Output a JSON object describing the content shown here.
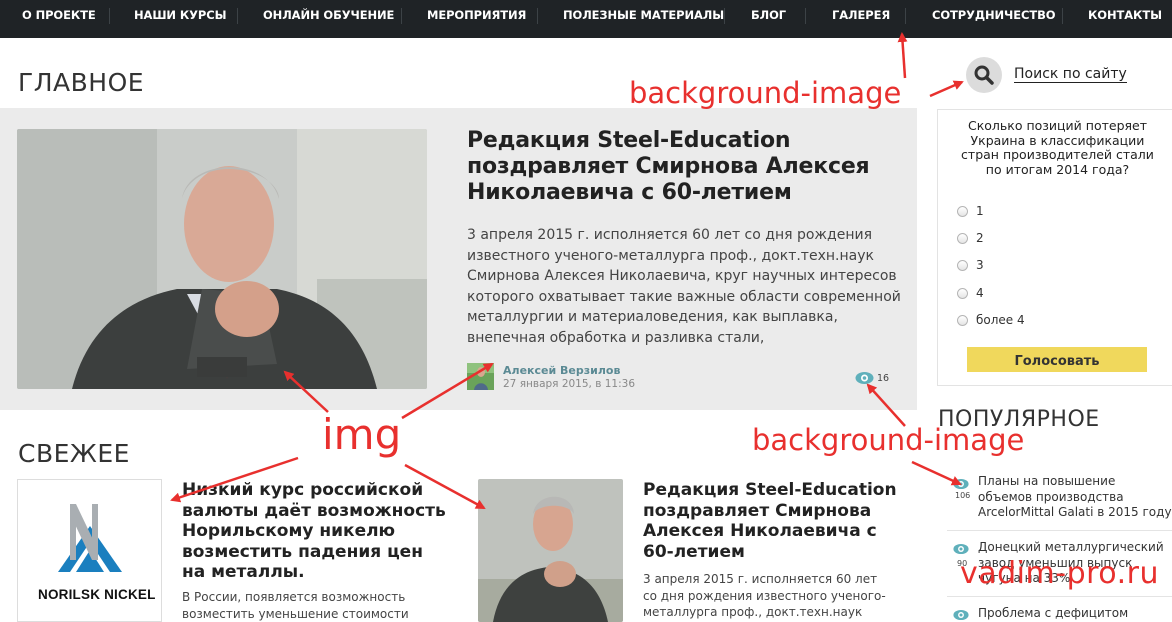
{
  "nav": {
    "items": [
      "О ПРОЕКТЕ",
      "НАШИ КУРСЫ",
      "ОНЛАЙН ОБУЧЕНИЕ",
      "МЕРОПРИЯТИЯ",
      "ПОЛЕЗНЫЕ МАТЕРИАЛЫ",
      "БЛОГ",
      "ГАЛЕРЕЯ",
      "СОТРУДНИЧЕСТВО",
      "КОНТАКТЫ"
    ]
  },
  "main": {
    "heading": "ГЛАВНОЕ",
    "featured": {
      "title": "Редакция Steel-Education поздравляет Смирнова Алексея Николаевича с 60-летием",
      "text": "3 апреля 2015 г. исполняется 60 лет со дня рождения известного ученого-металлурга проф., докт.техн.наук Смирнова Алексея Николаевича, круг научных интересов которого охватывает такие важные области современной металлургии и материаловедения, как выплавка, внепечная обработка и разливка стали,",
      "author": "Алексей Верзилов",
      "date": "27 января 2015, в 11:36",
      "views": "16"
    }
  },
  "fresh": {
    "heading": "СВЕЖЕЕ",
    "articles": [
      {
        "title": "Низкий курс российской валюты даёт возможность Норильскому никелю возместить падения цен на металлы.",
        "text": "В России, появляется возможность возместить уменьшение стоимости",
        "logo_text": "NORILSK NICKEL"
      },
      {
        "title": "Редакция Steel-Education поздравляет Смирнова Алексея Николаевича с 60-летием",
        "text": "3 апреля 2015 г. исполняется 60 лет со дня рождения известного ученого-металлурга проф., докт.техн.наук"
      }
    ]
  },
  "sidebar": {
    "search_label": "Поиск по сайту",
    "poll": {
      "question": "Сколько позиций потеряет Украина в классификации стран производителей стали по итогам 2014 года?",
      "options": [
        "1",
        "2",
        "3",
        "4",
        "более 4"
      ],
      "vote_label": "Голосовать"
    },
    "popular": {
      "heading": "ПОПУЛЯРНОЕ",
      "items": [
        {
          "text": "Планы на повышение объемов производства ArcelorMittal Galati в 2015 году",
          "views": "106"
        },
        {
          "text": "Донецкий металлургический завод уменьшил выпуск чугуна на 33%",
          "views": "90"
        },
        {
          "text": "Проблема с дефицитом",
          "views": ""
        }
      ]
    }
  },
  "annotations": {
    "labels": [
      "background-image",
      "img",
      "background-image"
    ],
    "watermark": "vadim-pro.ru"
  },
  "colors": {
    "nav_bg": "#1f2326",
    "hero_bg": "#ebebeb",
    "vote_button": "#f0d85c",
    "accent_teal": "#5fb0bb",
    "annotation_red": "#e8302e"
  }
}
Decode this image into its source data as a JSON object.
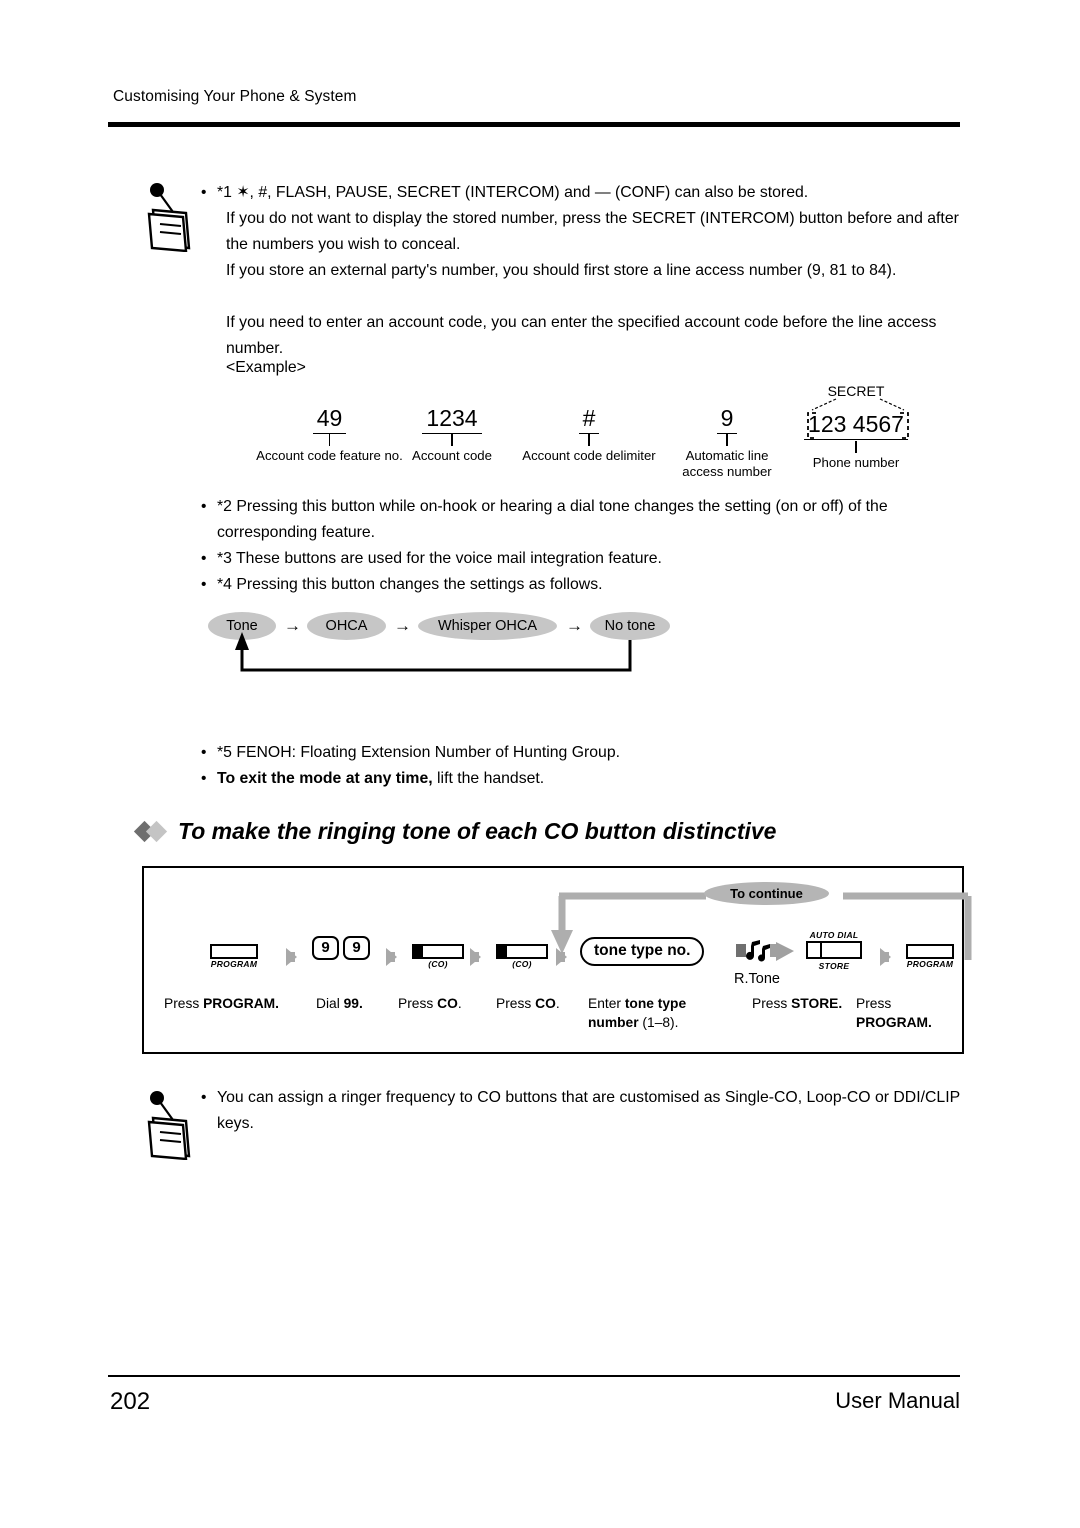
{
  "header": {
    "title": "Customising Your Phone & System"
  },
  "footer": {
    "page_number": "202",
    "manual_label": "User Manual"
  },
  "notes_top": {
    "bullet": "•",
    "line1": "*1 ✶, #, FLASH, PAUSE, SECRET (INTERCOM) and — (CONF) can also be stored.",
    "para1": "If you do not want to display the stored number, press the SECRET (INTERCOM) button before and after the numbers you wish to conceal.",
    "para2": "If you store an external party's number, you should first store a line access number (9, 81 to 84).",
    "para3": "If you need to enter an account code, you can enter the specified account code before the line access number.",
    "example_label": "<Example>"
  },
  "example": {
    "secret_label": "SECRET",
    "items": [
      {
        "value": "49",
        "label": "Account code feature no."
      },
      {
        "value": "1234",
        "label": "Account code"
      },
      {
        "value": "#",
        "label": "Account code delimiter"
      },
      {
        "value": "9",
        "label": "Automatic line\naccess number"
      },
      {
        "value": "123  4567",
        "label": "Phone number"
      }
    ]
  },
  "footnotes": [
    {
      "bullet": "•",
      "text": "*2 Pressing this button while on-hook or hearing a dial tone changes the setting (on or off) of the corresponding feature."
    },
    {
      "bullet": "•",
      "text": "*3 These buttons are used for the voice mail integration feature."
    },
    {
      "bullet": "•",
      "text": "*4 Pressing this button changes the settings as follows."
    }
  ],
  "ohca_flow": {
    "arrow": "→",
    "states": [
      "Tone",
      "OHCA",
      "Whisper OHCA",
      "No tone"
    ]
  },
  "footnotes2": [
    {
      "bullet": "•",
      "text": "*5 FENOH: Floating Extension Number of Hunting Group."
    }
  ],
  "exit_note": {
    "bullet": "•",
    "bold": "To exit the mode at any time,",
    "rest": " lift the handset."
  },
  "section": {
    "heading": "To make the ringing tone of each CO button distinctive"
  },
  "procedure": {
    "continue_label": "To continue",
    "steps": [
      {
        "type": "program-button",
        "caption": "PROGRAM",
        "label_plain": "Press ",
        "label_bold": "PROGRAM."
      },
      {
        "type": "keypad",
        "keys": [
          "9",
          "9"
        ],
        "label_plain": "Dial ",
        "label_bold": "99."
      },
      {
        "type": "co-button",
        "caption": "(CO)",
        "label_plain": "Press ",
        "label_bold": "CO",
        "label_tail": "."
      },
      {
        "type": "co-button",
        "caption": "(CO)",
        "label_plain": "Press ",
        "label_bold": "CO",
        "label_tail": "."
      },
      {
        "type": "tone-pill",
        "text": "tone type no.",
        "label_plain": "Enter ",
        "label_bold": "tone type number",
        "label_tail": " (1–8)."
      },
      {
        "type": "ringtone",
        "caption": "R.Tone"
      },
      {
        "type": "store-button",
        "caption_top": "AUTO DIAL",
        "caption_bottom": "STORE",
        "label_plain": "Press ",
        "label_bold": "STORE."
      },
      {
        "type": "program-button",
        "caption": "PROGRAM",
        "label_plain": "Press ",
        "label_bold": "PROGRAM."
      }
    ]
  },
  "notes_bottom": {
    "bullet": "•",
    "text": "You can assign a ringer frequency to CO buttons that are customised as Single-CO, Loop-CO or DDI/CLIP keys."
  },
  "colors": {
    "oval_gray": "#c6c6c6",
    "arrow_gray": "#a8a8a8",
    "diamond_dark": "#6e6e6e",
    "diamond_light": "#c4c4c4"
  }
}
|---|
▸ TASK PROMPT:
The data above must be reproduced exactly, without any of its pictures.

▸ OUTPUT FOR THIS TASK:
Output a JSON object describing the content shown here.
{
  "nav": {
    "items": [
      "О ПРОЕКТЕ",
      "НАШИ КУРСЫ",
      "ОНЛАЙН ОБУЧЕНИЕ",
      "МЕРОПРИЯТИЯ",
      "ПОЛЕЗНЫЕ МАТЕРИАЛЫ",
      "БЛОГ",
      "ГАЛЕРЕЯ",
      "СОТРУДНИЧЕСТВО",
      "КОНТАКТЫ"
    ]
  },
  "main": {
    "heading": "ГЛАВНОЕ",
    "featured": {
      "title": "Редакция Steel-Education поздравляет Смирнова Алексея Николаевича с 60-летием",
      "text": "3 апреля 2015 г. исполняется 60 лет со дня рождения известного ученого-металлурга проф., докт.техн.наук Смирнова Алексея Николаевича, круг научных интересов которого охватывает такие важные области современной металлургии и материаловедения, как выплавка, внепечная обработка и разливка стали,",
      "author": "Алексей Верзилов",
      "date": "27 января 2015, в 11:36",
      "views": "16"
    }
  },
  "fresh": {
    "heading": "СВЕЖЕЕ",
    "articles": [
      {
        "title": "Низкий курс российской валюты даёт возможность Норильскому никелю возместить падения цен на металлы.",
        "text": "В России, появляется возможность возместить уменьшение стоимости",
        "logo_text": "NORILSK NICKEL"
      },
      {
        "title": "Редакция Steel-Education поздравляет Смирнова Алексея Николаевича с 60-летием",
        "text": "3 апреля 2015 г. исполняется 60 лет со дня рождения известного ученого-металлурга проф., докт.техн.наук"
      }
    ]
  },
  "sidebar": {
    "search_label": "Поиск по сайту",
    "poll": {
      "question": "Сколько позиций потеряет Украина в классификации стран производителей стали по итогам 2014 года?",
      "options": [
        "1",
        "2",
        "3",
        "4",
        "более 4"
      ],
      "vote_label": "Голосовать"
    },
    "popular": {
      "heading": "ПОПУЛЯРНОЕ",
      "items": [
        {
          "text": "Планы на повышение объемов производства ArcelorMittal Galati в 2015 году",
          "views": "106"
        },
        {
          "text": "Донецкий металлургический завод уменьшил выпуск чугуна на 33%",
          "views": "90"
        },
        {
          "text": "Проблема с дефицитом",
          "views": ""
        }
      ]
    }
  },
  "annotations": {
    "labels": [
      "background-image",
      "img",
      "background-image"
    ],
    "watermark": "vadim-pro.ru"
  },
  "colors": {
    "nav_bg": "#1f2326",
    "hero_bg": "#ebebeb",
    "vote_button": "#f0d85c",
    "accent_teal": "#5fb0bb",
    "annotation_red": "#e8302e"
  }
}
Decode this image into its source data as a JSON object.
{
  "header": {
    "title": "Customising Your Phone & System"
  },
  "footer": {
    "page_number": "202",
    "manual_label": "User Manual"
  },
  "notes_top": {
    "bullet": "•",
    "line1": "*1 ✶, #, FLASH, PAUSE, SECRET (INTERCOM) and — (CONF) can also be stored.",
    "para1": "If you do not want to display the stored number, press the SECRET (INTERCOM) button before and after the numbers you wish to conceal.",
    "para2": "If you store an external party's number, you should first store a line access number (9, 81 to 84).",
    "para3": "If you need to enter an account code, you can enter the specified account code before the line access number.",
    "example_label": "<Example>"
  },
  "example": {
    "secret_label": "SECRET",
    "items": [
      {
        "value": "49",
        "label": "Account code feature no."
      },
      {
        "value": "1234",
        "label": "Account code"
      },
      {
        "value": "#",
        "label": "Account code delimiter"
      },
      {
        "value": "9",
        "label": "Automatic line\naccess number"
      },
      {
        "value": "123  4567",
        "label": "Phone number"
      }
    ]
  },
  "footnotes": [
    {
      "bullet": "•",
      "text": "*2 Pressing this button while on-hook or hearing a dial tone changes the setting (on or off) of the corresponding feature."
    },
    {
      "bullet": "•",
      "text": "*3 These buttons are used for the voice mail integration feature."
    },
    {
      "bullet": "•",
      "text": "*4 Pressing this button changes the settings as follows."
    }
  ],
  "ohca_flow": {
    "arrow": "→",
    "states": [
      "Tone",
      "OHCA",
      "Whisper OHCA",
      "No tone"
    ]
  },
  "footnotes2": [
    {
      "bullet": "•",
      "text": "*5 FENOH: Floating Extension Number of Hunting Group."
    }
  ],
  "exit_note": {
    "bullet": "•",
    "bold": "To exit the mode at any time,",
    "rest": " lift the handset."
  },
  "section": {
    "heading": "To make the ringing tone of each CO button distinctive"
  },
  "procedure": {
    "continue_label": "To continue",
    "steps": [
      {
        "type": "program-button",
        "caption": "PROGRAM",
        "label_plain": "Press ",
        "label_bold": "PROGRAM."
      },
      {
        "type": "keypad",
        "keys": [
          "9",
          "9"
        ],
        "label_plain": "Dial ",
        "label_bold": "99."
      },
      {
        "type": "co-button",
        "caption": "(CO)",
        "label_plain": "Press ",
        "label_bold": "CO",
        "label_tail": "."
      },
      {
        "type": "co-button",
        "caption": "(CO)",
        "label_plain": "Press ",
        "label_bold": "CO",
        "label_tail": "."
      },
      {
        "type": "tone-pill",
        "text": "tone type no.",
        "label_plain": "Enter ",
        "label_bold": "tone type number",
        "label_tail": " (1–8)."
      },
      {
        "type": "ringtone",
        "caption": "R.Tone"
      },
      {
        "type": "store-button",
        "caption_top": "AUTO DIAL",
        "caption_bottom": "STORE",
        "label_plain": "Press ",
        "label_bold": "STORE."
      },
      {
        "type": "program-button",
        "caption": "PROGRAM",
        "label_plain": "Press ",
        "label_bold": "PROGRAM."
      }
    ]
  },
  "notes_bottom": {
    "bullet": "•",
    "text": "You can assign a ringer frequency to CO buttons that are customised as Single-CO, Loop-CO or DDI/CLIP keys."
  },
  "colors": {
    "oval_gray": "#c6c6c6",
    "arrow_gray": "#a8a8a8",
    "diamond_dark": "#6e6e6e",
    "diamond_light": "#c4c4c4"
  }
}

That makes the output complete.